Mendoza School of Business

Notre Dame experts reflect on aspects of the Olympics, from athletic performance to human rights violations

Published: February 9, 2022 / Author: Notre Dame News

The 2022 Winter Olympics was enveloped in a number of controversies long before the Games even started. In 2021, the U.S. accused China of committing genocide against the Uyghur ethnic group. In what some say was an intentional move on China’s part to show the world it is not guilty of the accusations, it chose a Uyghur athlete to be the final Olympic torchbearer at the opening ceremony. In December, the Biden administration announced a U.S. diplomatic boycott of Beijing 2022 as a result of China’s poor human rights record. Canada, Australia, Britain and India followed suit. Late last year, Peng Shuai, the Chinese tennis star who has since announced her retirement, wrote a blog post that accused a former high-level Chinese official with whom she had once been in a relationship of pressuring her into sex. She has since said it was a “huge misunderstanding.”

These issues are in addition to the fact that the event is taking place in the midst of the COVID-19 pandemic. Some athletes are speaking out about China’s strict protocols to prevent the spread of the virus and their treatment in quarantine.

Economic effects for advertisers and broadcasters
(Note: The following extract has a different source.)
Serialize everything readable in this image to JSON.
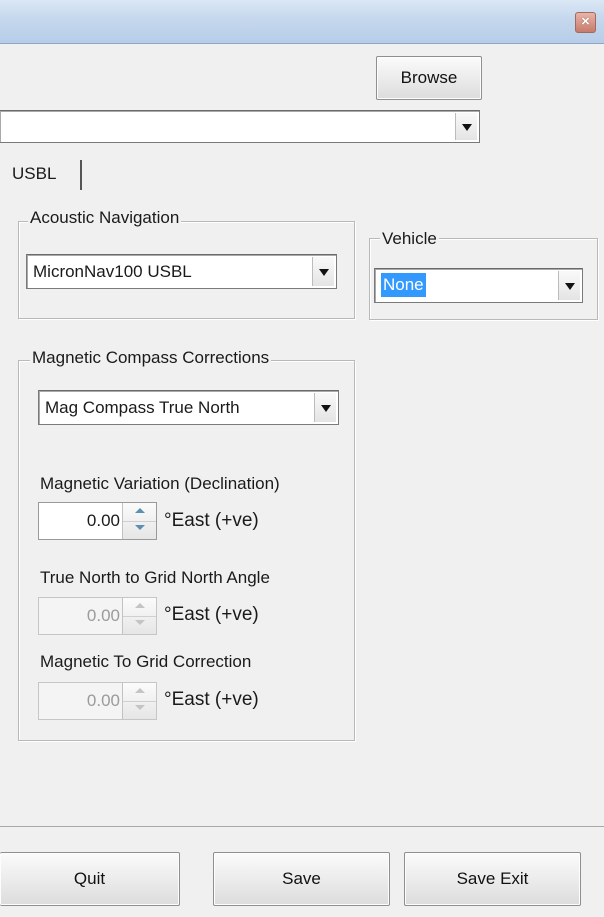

Richard Sheehan

The economic advantage for competing athletes and networks with broadcast rights for the Olympics is also “bleak,” according to Richard Sheehan, professor emeritus of finance at the Mendoza College of Business.

“Most participants have trained for years and will have only one opportunity to perform before a worldwide audience and, for a lucky few, make an impression and obtain sponsorship deals,” Sheehan said. “Those will likely be substantially reduced after this Olympic Games.”

Some companies, including Coca-Cola, decided not to run Olympics-related global ad campaigns. Western companies that have shelled out millions for licensing deals are pretty much out of luck, Sheehan noted.

“NBC is in about as bad a situation, and their promos have been few and far between,” he said. “NBC has counted on the Olympics to goose their ratings to cover the funds they’ve spent for the rights. They will end up losing a large fraction of their expenditures.”

Read more ND expert opinions in the full article here.